— TASK TO COMPLETE —
Please copy out each line of the entries in which "Strg" appears.

+++ SUPPLIED INFORMATION

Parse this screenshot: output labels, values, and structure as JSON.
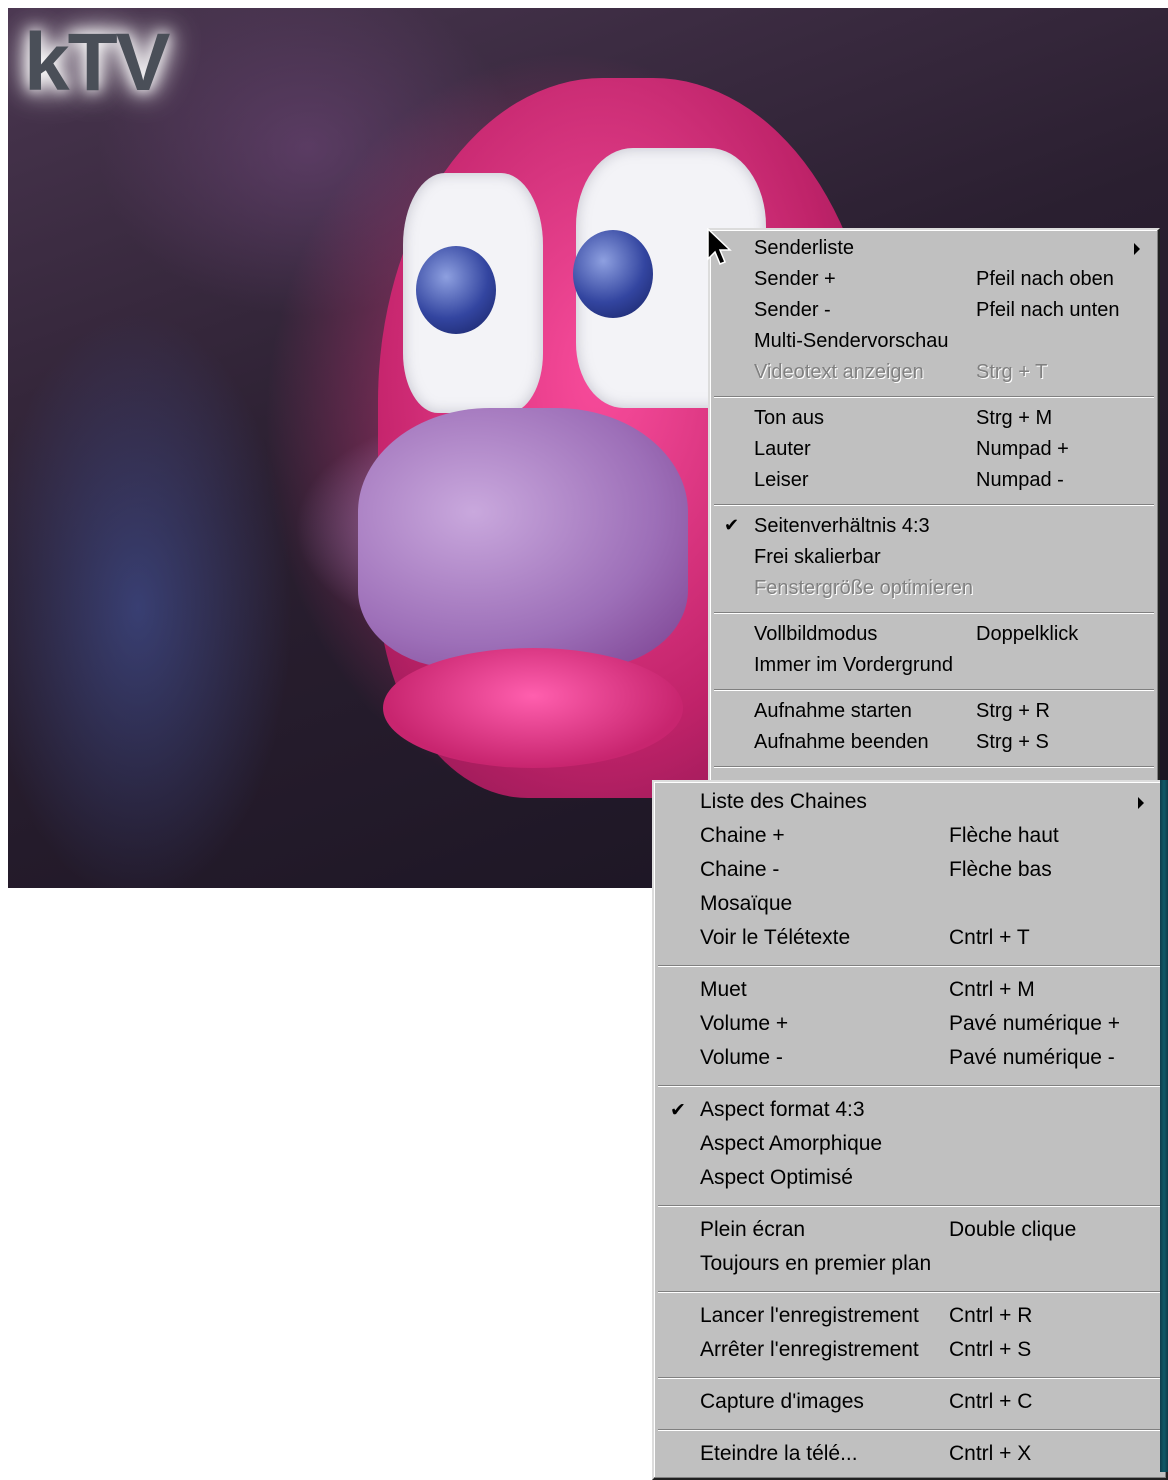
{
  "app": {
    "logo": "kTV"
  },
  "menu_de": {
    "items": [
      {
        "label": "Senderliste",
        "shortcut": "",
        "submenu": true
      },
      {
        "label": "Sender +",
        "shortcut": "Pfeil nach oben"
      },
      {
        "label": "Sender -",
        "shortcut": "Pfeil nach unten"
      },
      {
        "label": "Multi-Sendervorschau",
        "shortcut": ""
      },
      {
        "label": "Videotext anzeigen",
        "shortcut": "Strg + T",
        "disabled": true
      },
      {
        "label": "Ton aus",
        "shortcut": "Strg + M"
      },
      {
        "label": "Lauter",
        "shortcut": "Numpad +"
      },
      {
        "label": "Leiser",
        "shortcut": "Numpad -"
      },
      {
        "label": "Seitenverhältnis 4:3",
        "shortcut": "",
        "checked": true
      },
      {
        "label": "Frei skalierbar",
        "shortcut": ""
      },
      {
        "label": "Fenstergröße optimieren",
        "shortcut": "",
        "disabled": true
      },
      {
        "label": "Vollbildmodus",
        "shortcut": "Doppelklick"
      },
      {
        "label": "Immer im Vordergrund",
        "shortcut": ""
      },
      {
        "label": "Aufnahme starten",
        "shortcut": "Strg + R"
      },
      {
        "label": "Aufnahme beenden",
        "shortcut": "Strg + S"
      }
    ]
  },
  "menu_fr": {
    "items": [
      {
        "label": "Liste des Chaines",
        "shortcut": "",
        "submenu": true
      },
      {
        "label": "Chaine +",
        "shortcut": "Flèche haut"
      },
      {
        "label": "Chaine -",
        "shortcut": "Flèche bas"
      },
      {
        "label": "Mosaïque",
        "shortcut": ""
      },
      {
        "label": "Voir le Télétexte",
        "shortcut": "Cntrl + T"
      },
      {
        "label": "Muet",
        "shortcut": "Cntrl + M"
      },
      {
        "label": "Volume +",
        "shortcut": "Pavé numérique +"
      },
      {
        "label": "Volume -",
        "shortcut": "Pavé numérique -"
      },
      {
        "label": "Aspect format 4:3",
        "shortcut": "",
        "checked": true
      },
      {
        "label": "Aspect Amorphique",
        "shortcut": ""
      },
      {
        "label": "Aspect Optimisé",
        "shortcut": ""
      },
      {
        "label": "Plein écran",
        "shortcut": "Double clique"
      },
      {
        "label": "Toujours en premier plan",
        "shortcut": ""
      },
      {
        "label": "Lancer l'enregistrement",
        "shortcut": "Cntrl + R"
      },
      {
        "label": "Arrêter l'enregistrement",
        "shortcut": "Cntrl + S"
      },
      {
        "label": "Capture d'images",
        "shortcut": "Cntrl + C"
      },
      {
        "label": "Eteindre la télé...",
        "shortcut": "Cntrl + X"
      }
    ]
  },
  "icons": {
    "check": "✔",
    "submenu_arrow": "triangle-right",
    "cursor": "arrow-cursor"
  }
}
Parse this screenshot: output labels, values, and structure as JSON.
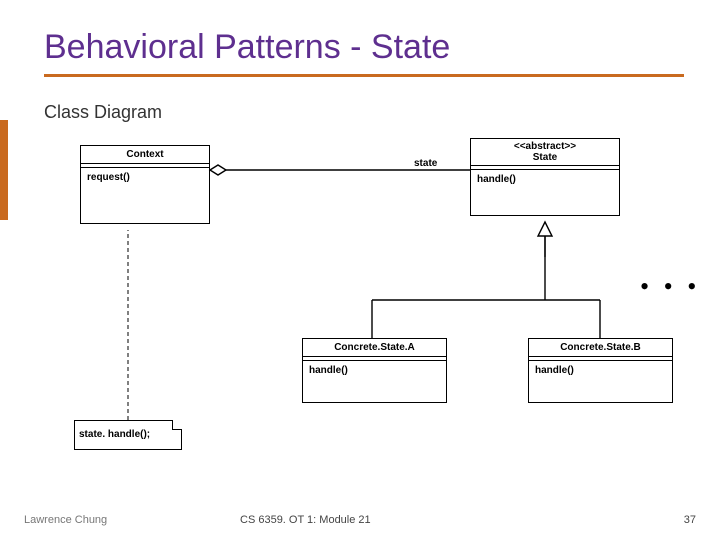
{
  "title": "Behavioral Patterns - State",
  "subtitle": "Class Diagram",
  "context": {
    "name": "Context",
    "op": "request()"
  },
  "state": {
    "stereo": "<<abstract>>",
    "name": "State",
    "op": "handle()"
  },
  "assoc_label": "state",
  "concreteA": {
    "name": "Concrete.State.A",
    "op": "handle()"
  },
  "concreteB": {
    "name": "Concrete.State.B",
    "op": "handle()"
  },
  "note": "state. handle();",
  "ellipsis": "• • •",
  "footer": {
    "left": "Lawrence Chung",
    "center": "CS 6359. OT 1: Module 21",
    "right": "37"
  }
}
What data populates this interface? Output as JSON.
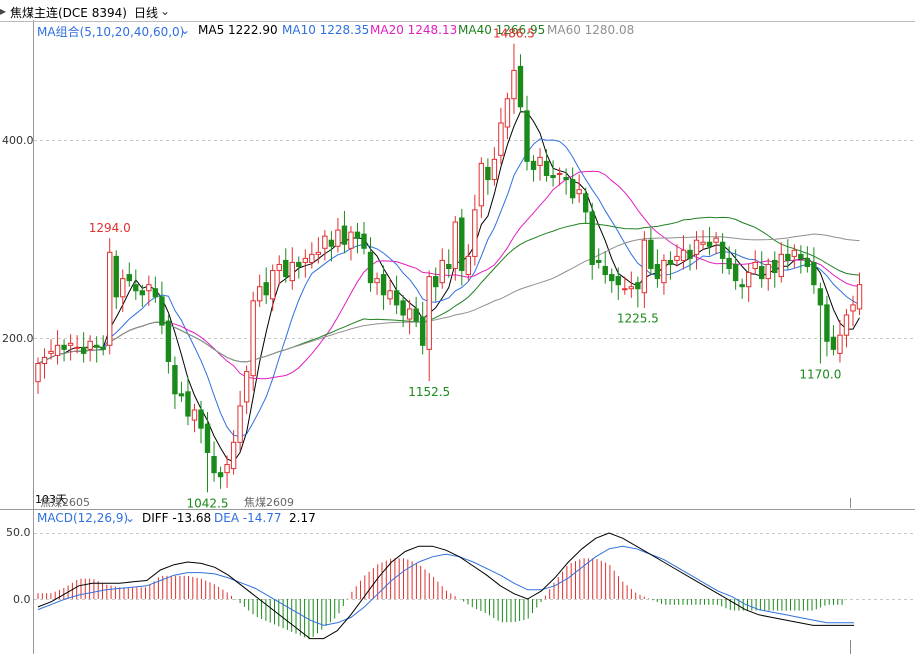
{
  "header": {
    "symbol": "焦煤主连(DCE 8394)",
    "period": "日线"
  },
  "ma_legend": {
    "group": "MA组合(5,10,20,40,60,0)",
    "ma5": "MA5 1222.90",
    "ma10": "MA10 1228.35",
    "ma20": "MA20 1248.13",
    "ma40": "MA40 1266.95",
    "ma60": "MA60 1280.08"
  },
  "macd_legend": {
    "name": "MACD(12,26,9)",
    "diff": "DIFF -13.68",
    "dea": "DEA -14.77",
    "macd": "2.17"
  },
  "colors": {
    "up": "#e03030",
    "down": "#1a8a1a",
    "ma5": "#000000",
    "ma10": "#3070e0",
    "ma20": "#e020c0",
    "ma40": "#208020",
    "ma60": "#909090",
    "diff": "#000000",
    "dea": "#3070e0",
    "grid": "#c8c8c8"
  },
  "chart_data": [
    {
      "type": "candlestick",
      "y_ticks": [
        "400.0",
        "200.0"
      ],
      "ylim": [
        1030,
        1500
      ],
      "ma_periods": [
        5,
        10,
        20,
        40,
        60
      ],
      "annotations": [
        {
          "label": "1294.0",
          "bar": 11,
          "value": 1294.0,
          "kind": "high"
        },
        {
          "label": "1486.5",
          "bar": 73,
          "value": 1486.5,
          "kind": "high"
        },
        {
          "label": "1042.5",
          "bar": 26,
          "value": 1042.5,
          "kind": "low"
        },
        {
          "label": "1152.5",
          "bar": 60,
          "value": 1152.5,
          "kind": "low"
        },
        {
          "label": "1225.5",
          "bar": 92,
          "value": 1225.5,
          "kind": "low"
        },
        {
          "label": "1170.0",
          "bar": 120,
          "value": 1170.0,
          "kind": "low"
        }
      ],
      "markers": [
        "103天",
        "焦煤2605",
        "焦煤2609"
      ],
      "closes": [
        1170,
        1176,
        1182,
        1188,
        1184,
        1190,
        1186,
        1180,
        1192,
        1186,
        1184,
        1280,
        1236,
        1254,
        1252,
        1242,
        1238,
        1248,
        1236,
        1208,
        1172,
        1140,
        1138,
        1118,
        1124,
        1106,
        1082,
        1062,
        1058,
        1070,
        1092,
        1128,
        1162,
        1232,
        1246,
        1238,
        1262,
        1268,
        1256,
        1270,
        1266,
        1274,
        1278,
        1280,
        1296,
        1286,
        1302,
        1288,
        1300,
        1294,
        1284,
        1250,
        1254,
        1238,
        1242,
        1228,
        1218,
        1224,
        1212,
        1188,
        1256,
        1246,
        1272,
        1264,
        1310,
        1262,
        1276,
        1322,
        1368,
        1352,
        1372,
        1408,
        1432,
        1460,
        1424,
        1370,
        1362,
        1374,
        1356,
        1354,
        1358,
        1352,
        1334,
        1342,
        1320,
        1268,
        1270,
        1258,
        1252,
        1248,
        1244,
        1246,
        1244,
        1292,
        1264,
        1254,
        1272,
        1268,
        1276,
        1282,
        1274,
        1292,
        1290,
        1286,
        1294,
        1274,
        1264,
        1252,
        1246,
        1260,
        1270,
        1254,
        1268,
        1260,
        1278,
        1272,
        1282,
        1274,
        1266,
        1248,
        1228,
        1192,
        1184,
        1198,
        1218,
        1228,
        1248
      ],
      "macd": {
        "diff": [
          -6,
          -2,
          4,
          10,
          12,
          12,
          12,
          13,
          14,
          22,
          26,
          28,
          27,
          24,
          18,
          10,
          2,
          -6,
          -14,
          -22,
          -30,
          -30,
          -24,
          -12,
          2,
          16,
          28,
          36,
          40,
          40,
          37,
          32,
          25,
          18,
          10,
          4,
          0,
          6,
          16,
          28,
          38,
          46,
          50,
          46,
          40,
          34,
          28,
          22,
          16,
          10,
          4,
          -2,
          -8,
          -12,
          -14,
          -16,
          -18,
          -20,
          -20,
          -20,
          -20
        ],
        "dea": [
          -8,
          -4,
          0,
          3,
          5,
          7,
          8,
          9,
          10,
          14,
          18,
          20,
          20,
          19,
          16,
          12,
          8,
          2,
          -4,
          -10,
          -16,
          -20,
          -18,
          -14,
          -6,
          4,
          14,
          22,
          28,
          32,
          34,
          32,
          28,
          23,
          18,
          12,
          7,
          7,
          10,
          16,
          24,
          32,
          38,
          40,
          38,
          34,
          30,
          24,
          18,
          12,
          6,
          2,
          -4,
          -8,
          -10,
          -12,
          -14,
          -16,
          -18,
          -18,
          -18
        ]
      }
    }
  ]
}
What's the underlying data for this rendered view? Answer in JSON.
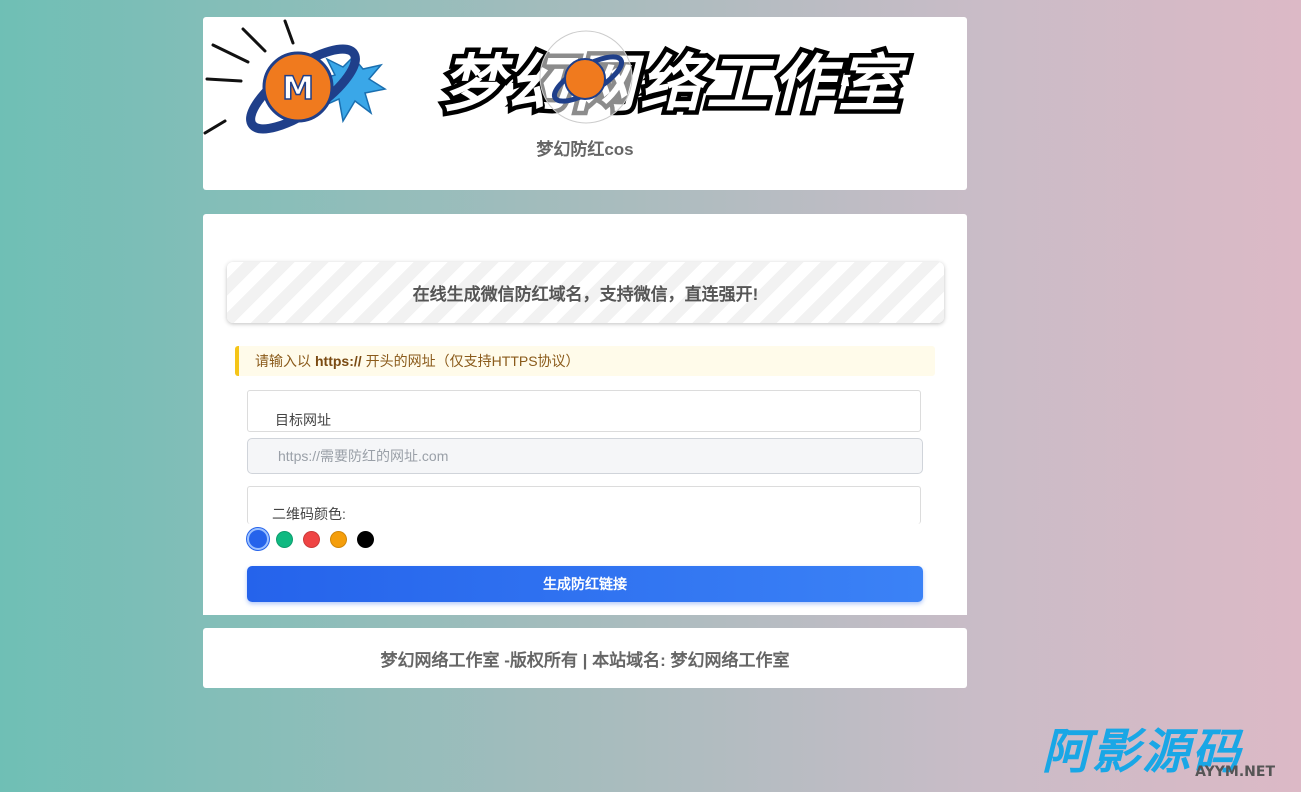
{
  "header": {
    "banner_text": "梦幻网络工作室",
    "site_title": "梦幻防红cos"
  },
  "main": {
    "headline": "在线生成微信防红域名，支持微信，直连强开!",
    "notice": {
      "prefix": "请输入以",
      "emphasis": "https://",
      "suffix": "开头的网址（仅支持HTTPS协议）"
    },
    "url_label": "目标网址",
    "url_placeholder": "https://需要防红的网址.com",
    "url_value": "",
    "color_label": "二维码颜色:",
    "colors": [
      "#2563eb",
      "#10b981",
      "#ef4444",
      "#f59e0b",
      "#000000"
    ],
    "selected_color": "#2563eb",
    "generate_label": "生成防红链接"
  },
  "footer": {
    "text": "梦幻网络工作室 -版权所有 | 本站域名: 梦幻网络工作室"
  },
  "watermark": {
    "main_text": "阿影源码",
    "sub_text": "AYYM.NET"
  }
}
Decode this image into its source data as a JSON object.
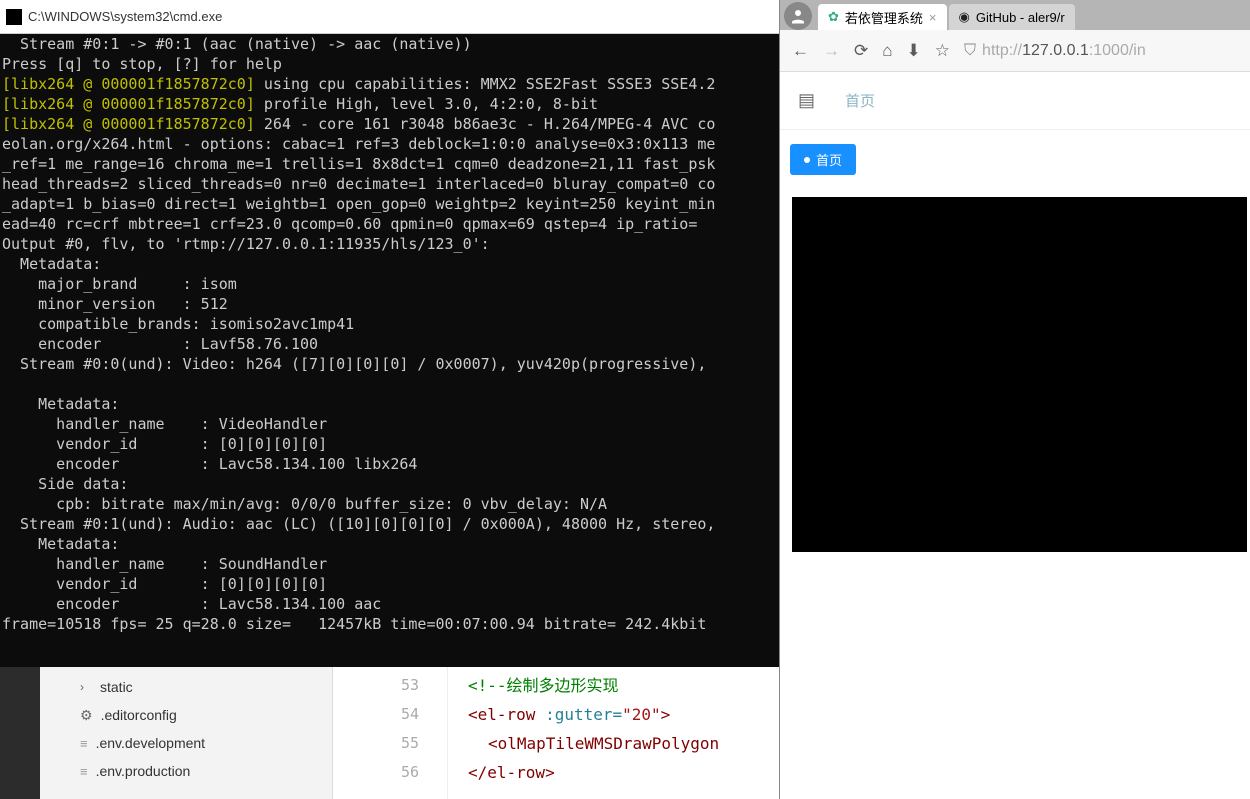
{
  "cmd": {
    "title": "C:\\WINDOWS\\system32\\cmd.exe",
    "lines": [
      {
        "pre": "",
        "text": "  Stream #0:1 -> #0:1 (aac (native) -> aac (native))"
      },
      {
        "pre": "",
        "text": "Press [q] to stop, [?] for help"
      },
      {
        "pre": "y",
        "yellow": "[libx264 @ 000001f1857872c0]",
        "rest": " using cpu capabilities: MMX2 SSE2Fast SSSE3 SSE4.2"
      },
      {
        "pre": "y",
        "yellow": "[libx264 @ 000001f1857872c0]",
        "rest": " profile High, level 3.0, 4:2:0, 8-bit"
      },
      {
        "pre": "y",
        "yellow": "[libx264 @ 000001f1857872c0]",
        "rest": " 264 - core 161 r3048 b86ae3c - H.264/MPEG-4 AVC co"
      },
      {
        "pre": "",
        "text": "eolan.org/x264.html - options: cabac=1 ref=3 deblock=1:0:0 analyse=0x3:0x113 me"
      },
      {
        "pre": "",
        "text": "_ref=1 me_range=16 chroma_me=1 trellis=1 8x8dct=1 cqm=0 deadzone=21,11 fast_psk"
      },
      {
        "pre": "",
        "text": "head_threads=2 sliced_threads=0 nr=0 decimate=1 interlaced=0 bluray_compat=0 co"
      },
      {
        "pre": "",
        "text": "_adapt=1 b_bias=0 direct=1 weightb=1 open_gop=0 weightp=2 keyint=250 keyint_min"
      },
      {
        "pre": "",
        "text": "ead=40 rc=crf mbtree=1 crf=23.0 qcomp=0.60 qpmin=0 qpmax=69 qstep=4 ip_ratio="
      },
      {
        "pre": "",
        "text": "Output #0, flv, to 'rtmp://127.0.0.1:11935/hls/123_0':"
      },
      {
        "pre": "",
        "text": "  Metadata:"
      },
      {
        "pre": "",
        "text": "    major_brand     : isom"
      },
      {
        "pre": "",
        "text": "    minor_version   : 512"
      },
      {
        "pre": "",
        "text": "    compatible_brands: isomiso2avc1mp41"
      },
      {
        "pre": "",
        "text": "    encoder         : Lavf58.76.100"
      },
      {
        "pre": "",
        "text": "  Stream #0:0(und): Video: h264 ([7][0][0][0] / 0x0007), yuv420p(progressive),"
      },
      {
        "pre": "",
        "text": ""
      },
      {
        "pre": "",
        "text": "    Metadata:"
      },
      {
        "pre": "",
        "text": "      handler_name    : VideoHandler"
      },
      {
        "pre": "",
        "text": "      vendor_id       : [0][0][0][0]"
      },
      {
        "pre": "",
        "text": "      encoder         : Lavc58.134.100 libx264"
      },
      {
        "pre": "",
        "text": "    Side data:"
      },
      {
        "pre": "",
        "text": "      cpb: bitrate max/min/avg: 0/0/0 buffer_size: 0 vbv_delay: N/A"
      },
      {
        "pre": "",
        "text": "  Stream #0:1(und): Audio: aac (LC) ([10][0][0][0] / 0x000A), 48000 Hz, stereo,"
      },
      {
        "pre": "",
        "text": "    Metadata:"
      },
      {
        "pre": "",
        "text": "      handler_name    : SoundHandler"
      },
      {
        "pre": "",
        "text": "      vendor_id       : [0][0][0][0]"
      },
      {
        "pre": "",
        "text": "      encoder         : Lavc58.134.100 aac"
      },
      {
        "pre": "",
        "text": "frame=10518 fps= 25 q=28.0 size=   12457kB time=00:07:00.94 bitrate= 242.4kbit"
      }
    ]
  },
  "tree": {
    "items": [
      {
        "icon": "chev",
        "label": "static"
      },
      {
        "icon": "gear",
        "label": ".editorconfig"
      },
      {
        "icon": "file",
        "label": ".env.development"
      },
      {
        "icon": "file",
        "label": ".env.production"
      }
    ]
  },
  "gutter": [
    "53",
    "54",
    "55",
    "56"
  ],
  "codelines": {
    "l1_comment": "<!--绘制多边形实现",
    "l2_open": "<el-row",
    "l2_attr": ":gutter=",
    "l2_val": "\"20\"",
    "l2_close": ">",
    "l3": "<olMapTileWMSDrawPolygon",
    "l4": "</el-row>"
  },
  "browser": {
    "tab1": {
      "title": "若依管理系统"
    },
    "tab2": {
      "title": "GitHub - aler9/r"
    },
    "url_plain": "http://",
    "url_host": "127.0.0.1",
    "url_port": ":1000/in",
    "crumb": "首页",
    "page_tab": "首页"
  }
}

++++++

— TASK OUTPUT —
        "shortcut": "Strg + T",
        "shortcut": "Strg + M"
        "shortcut": "Strg + R"
        "shortcut": "Strg + S"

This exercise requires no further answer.